[Dataset rows for apps and sites]
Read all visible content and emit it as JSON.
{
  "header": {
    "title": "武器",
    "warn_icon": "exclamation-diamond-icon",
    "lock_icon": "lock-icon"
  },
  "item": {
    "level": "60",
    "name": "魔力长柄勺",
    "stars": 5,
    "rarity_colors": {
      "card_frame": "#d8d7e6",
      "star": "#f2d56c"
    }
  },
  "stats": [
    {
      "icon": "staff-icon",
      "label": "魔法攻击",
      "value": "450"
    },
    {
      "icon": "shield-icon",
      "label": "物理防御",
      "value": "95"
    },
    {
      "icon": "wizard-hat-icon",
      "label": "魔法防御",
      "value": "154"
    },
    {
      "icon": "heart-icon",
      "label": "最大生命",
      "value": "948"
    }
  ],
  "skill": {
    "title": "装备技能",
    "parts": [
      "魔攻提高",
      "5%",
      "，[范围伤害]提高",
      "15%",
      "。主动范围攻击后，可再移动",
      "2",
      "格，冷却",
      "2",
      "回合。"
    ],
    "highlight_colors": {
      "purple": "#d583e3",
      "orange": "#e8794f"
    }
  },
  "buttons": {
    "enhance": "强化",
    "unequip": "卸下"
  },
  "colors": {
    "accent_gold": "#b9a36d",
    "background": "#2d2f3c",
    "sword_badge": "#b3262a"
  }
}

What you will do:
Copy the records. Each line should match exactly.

Exercise response:
Read all visible content and emit it as JSON.
{
  "header": {
    "title": "武器",
    "warn_icon": "exclamation-diamond-icon",
    "lock_icon": "lock-icon"
  },
  "item": {
    "level": "60",
    "name": "魔力长柄勺",
    "stars": 5,
    "rarity_colors": {
      "card_frame": "#d8d7e6",
      "star": "#f2d56c"
    }
  },
  "stats": [
    {
      "icon": "staff-icon",
      "label": "魔法攻击",
      "value": "450"
    },
    {
      "icon": "shield-icon",
      "label": "物理防御",
      "value": "95"
    },
    {
      "icon": "wizard-hat-icon",
      "label": "魔法防御",
      "value": "154"
    },
    {
      "icon": "heart-icon",
      "label": "最大生命",
      "value": "948"
    }
  ],
  "skill": {
    "title": "装备技能",
    "parts": [
      "魔攻提高",
      "5%",
      "，[范围伤害]提高",
      "15%",
      "。主动范围攻击后，可再移动",
      "2",
      "格，冷却",
      "2",
      "回合。"
    ],
    "highlight_colors": {
      "purple": "#d583e3",
      "orange": "#e8794f"
    }
  },
  "buttons": {
    "enhance": "强化",
    "unequip": "卸下"
  },
  "colors": {
    "accent_gold": "#b9a36d",
    "background": "#2d2f3c",
    "sword_badge": "#b3262a"
  }
}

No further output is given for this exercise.